The 1930s produced a cornucopia of grindhouse exploitation films (aka "sexploitation" movies), usually disguised as "educational" movies that were ostensible cautionary tales about one social problem or another.
This week's movie is Gambling With Souls from 1936.
This movie is all about the base degeneracy that inevitably comes from gambling, including a slide into prostitution and murder when a girl can't pay her gambling debts.
The story begins with a police raid on a gambling club/brothel, a bunch of scanty-girls scrabble around to try to keep from being busted, and finally we see Mae Miller with a pistol in her hand, standing over the dead body of "Lucky" Wilder, the club owner.
The story is told in a series of flashbacks at police headquarters -- we see Mae, happily married to a struggling doctor, who wants the high life, the good things. At first she's willing to wait until he "makes it", but a small gamble on a boxing match that takes place at a garden party(!) where the women in her circle play bridge (these movies don't really have to make any sense) leads her to the posh gambling club of "Lucky" Wilder, where her "friend" Molly Murdock steers her into a roulette game that is rigged. Yeah, big surprise, that. But, in the time-honored "first one is free" tradition, it is rigged in her favor. Until she gets hooked on gambling and racks up $10,000 in IOUs. (According to the CPI Inflation Calculator, that's over $168,000 in today's money.)
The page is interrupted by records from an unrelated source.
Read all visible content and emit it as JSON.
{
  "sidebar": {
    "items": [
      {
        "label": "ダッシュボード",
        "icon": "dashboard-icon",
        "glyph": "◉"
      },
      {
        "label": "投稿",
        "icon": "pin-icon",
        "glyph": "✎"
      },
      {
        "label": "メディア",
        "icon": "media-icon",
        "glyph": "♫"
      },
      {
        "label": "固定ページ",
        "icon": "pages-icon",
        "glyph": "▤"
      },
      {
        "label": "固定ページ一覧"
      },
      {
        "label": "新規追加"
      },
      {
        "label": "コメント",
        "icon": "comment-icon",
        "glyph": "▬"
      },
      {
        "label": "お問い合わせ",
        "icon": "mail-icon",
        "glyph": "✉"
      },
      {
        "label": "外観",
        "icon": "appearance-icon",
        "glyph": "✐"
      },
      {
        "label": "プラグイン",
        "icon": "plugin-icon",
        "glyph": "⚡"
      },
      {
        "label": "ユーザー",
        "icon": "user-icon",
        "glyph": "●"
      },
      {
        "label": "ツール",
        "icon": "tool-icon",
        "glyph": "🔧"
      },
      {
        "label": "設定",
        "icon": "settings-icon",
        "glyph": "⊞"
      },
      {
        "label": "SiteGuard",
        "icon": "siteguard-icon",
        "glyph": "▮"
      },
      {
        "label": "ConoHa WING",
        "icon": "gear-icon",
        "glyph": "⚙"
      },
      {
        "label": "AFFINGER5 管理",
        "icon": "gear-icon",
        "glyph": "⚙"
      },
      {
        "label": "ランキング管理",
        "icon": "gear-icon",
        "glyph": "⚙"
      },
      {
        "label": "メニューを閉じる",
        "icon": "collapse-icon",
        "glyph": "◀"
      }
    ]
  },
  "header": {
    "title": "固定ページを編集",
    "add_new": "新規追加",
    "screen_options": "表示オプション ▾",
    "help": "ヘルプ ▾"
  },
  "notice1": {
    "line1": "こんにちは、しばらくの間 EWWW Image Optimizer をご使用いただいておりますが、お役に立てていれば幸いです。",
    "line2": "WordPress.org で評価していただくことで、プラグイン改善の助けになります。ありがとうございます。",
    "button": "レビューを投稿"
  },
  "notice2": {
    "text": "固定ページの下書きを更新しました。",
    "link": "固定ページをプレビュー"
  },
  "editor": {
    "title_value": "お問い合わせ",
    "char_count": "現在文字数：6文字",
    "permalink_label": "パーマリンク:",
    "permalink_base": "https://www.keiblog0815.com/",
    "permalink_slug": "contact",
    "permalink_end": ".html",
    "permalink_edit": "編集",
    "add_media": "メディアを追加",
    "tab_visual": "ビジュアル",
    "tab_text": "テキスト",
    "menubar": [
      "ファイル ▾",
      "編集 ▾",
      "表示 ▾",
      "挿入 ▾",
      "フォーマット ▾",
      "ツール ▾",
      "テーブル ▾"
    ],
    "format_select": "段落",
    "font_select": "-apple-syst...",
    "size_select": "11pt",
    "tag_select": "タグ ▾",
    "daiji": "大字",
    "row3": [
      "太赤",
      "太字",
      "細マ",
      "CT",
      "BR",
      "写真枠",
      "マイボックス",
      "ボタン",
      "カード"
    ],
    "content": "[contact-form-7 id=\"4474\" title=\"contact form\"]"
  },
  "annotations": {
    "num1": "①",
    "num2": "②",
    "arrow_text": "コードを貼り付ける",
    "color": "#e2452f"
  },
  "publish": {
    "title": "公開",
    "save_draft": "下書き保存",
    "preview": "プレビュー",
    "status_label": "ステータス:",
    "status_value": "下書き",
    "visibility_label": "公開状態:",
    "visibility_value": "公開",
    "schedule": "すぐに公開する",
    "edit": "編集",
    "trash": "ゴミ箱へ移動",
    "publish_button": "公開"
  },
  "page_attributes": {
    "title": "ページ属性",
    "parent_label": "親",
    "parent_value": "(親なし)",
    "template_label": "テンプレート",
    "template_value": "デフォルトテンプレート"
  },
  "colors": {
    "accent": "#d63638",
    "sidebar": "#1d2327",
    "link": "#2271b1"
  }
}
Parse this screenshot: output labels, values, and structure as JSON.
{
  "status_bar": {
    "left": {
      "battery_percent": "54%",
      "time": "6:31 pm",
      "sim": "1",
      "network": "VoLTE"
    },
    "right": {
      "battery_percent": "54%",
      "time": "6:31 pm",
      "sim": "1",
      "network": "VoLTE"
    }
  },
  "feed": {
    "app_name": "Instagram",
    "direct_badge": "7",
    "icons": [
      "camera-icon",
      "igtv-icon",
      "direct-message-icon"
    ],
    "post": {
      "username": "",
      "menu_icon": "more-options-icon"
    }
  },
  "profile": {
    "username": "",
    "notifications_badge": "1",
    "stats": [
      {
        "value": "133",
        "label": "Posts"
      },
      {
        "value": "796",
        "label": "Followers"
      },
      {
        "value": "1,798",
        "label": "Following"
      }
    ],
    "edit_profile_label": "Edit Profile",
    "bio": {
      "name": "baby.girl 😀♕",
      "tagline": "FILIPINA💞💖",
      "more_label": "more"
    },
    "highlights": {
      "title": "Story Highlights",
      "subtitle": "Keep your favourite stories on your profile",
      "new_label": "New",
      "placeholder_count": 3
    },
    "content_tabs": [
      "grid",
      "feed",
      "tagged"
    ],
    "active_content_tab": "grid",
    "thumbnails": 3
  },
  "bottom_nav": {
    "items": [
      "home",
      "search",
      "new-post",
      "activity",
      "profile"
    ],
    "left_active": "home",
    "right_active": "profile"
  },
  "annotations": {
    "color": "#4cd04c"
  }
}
From there the only way she can hope to pay any of that back is by becoming one of Lucky's "working girls". If you ask me, that's going to be a lot of "work". But she is apparently pretty skilled -- her first "date" nets her $1,000(!).
Finally, Lucky seduces and impregnates Mae's little sister Carolyn (who looks like she's about 16). She has an abortion -- which, naturally in these cautionary tales, kills her. After an over-the-top death scene at the hospital, Mae goes back to the club and shoots Lucky. Six times.
Mae's husband is one of those stick-by-your-woman guys and supports her throughout the "now" segments at the police station, complaining that the police ought to do something to shut down the evil that has enveloped the city. "I want my wife back," he says to the DA. "That's up to the judge and jury," the DA tells him. Fade to black.
The dead guy, racket boss Lucky Wilder, (his nickname is apparently meant ironically), may have been based on Charles "Lucky" Luciano, an American Mafia mob boss whose early career was featured in a major subplot in the terrific HBO series, Boardwalk Empire. Despite several brushes with death, a stretch in prison in the US and being deported to his native Italy, "Lucky" was lucky to the end, dying of natural causes (a heart attack) at the age of 64. Unlike most of his mob associates, most of whom checked out due to what was called with macabre humor "lead poisoning" -- like Lucky Wilder in this movie.
And get a load of this promotional poster:
it is used here under the "fair use" doctrine]
Jeez, who wouldn't want to see this movie?
The money shot: Right at the start of the movie, we see the "working girls" scampering around in their skivvies. No nudity, but the next best thing. Then there are a couple of "exotic dancers" at the club, and a hot black girl dancer at a "Negro" club in "the slums" who looks a bit like Josephine Baker in her prime.
Lessons learned: Don't bet money on anything, don't sign IOUs, stay away from all gambling, and don't trust a friend who wants to take you to a club.
Taglines: Rigorously Adults Only! Women of today sold into bondage! Actually adapted from authentic police records! See all (IMDB)
Directed by: Elmer Clifton, who also directed another exploitation film already featured in this series, Slaves in Bondage
Also known as The Vice Racket (reissue title)
· Gambling With Souls on the IMDB